» **EXERCISE**: Collect all lines from the records below that include the word "title".
# # #
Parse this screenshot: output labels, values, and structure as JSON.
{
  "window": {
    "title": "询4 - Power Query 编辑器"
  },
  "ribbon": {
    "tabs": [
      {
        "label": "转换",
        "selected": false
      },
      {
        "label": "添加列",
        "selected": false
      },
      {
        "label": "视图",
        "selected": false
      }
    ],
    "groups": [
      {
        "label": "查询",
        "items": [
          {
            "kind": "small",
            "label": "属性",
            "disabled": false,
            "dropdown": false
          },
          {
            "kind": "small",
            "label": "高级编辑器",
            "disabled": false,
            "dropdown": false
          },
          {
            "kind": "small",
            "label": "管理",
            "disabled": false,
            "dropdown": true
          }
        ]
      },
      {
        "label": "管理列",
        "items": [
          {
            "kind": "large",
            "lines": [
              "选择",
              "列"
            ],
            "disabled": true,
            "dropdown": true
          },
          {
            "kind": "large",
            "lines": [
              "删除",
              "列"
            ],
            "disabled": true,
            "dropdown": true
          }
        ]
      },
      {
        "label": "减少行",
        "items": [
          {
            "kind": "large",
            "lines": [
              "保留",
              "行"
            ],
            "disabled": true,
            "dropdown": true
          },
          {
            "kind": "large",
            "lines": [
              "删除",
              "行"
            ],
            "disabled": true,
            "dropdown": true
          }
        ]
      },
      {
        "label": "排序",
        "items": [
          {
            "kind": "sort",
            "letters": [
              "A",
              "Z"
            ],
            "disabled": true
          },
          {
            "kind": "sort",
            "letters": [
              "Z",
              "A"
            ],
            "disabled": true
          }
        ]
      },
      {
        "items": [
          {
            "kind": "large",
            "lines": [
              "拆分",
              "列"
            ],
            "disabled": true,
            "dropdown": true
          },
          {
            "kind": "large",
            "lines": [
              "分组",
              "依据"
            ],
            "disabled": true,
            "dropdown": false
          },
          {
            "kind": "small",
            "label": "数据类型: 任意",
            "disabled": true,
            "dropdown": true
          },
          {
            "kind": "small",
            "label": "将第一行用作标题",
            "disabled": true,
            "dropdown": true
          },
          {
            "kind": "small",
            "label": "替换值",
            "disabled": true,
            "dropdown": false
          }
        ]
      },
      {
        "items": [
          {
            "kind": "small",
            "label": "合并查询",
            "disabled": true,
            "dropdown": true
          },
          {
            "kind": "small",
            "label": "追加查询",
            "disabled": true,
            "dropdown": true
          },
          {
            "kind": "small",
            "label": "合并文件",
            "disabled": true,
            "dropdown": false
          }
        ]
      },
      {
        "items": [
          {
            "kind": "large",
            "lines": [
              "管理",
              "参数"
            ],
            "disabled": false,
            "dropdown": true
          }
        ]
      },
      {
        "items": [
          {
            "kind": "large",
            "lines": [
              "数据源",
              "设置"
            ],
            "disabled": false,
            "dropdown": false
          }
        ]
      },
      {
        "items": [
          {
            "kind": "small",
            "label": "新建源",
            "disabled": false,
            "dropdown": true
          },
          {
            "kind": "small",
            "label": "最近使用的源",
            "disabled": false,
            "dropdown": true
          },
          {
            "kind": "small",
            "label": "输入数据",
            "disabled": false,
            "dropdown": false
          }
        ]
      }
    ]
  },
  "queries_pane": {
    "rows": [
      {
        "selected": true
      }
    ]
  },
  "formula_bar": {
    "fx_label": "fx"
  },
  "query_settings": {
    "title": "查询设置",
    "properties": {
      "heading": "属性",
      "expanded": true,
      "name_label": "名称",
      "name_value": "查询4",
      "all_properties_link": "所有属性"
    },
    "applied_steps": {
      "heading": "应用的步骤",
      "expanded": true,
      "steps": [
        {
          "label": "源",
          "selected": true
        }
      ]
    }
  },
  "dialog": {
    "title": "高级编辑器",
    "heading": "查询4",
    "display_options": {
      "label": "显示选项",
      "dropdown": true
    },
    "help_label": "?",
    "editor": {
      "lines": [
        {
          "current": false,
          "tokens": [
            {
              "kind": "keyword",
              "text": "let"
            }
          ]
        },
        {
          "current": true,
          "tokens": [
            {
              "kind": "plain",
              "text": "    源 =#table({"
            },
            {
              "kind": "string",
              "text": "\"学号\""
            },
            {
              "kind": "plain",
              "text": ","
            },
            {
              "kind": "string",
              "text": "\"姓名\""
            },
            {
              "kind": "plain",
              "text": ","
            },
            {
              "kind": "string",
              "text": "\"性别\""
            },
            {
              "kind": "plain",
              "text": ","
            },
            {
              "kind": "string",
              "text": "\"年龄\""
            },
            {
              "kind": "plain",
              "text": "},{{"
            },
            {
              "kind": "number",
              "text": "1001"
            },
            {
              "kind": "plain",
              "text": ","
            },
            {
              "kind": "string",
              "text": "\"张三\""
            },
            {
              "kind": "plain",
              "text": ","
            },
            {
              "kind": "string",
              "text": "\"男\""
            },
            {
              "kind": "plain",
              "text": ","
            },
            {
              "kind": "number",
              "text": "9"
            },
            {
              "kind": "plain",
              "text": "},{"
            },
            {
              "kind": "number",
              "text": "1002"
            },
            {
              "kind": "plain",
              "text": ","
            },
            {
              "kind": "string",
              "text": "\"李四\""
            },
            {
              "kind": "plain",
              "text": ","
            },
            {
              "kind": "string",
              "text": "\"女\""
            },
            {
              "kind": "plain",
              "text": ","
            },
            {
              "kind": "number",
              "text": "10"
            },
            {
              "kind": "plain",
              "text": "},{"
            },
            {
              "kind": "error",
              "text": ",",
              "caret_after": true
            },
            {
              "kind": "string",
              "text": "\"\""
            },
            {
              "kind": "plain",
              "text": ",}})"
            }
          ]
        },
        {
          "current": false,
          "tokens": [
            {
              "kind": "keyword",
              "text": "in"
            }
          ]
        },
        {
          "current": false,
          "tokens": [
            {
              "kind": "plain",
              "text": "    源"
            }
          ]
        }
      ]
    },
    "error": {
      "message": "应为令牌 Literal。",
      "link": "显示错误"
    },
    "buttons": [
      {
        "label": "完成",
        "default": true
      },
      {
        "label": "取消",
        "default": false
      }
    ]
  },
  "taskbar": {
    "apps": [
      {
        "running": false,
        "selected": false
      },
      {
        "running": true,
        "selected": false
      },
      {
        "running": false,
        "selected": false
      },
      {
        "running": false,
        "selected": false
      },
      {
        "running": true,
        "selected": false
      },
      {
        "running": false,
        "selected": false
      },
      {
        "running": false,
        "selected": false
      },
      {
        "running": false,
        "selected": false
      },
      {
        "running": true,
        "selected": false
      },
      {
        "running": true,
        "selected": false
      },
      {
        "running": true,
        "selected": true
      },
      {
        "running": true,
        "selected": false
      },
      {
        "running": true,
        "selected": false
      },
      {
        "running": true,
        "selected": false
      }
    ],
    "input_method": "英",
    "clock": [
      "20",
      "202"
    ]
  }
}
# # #
» **SOLUTION**:
    "title": "询4 - Power Query 编辑器"
    "title": "查询设置",
    "title": "高级编辑器",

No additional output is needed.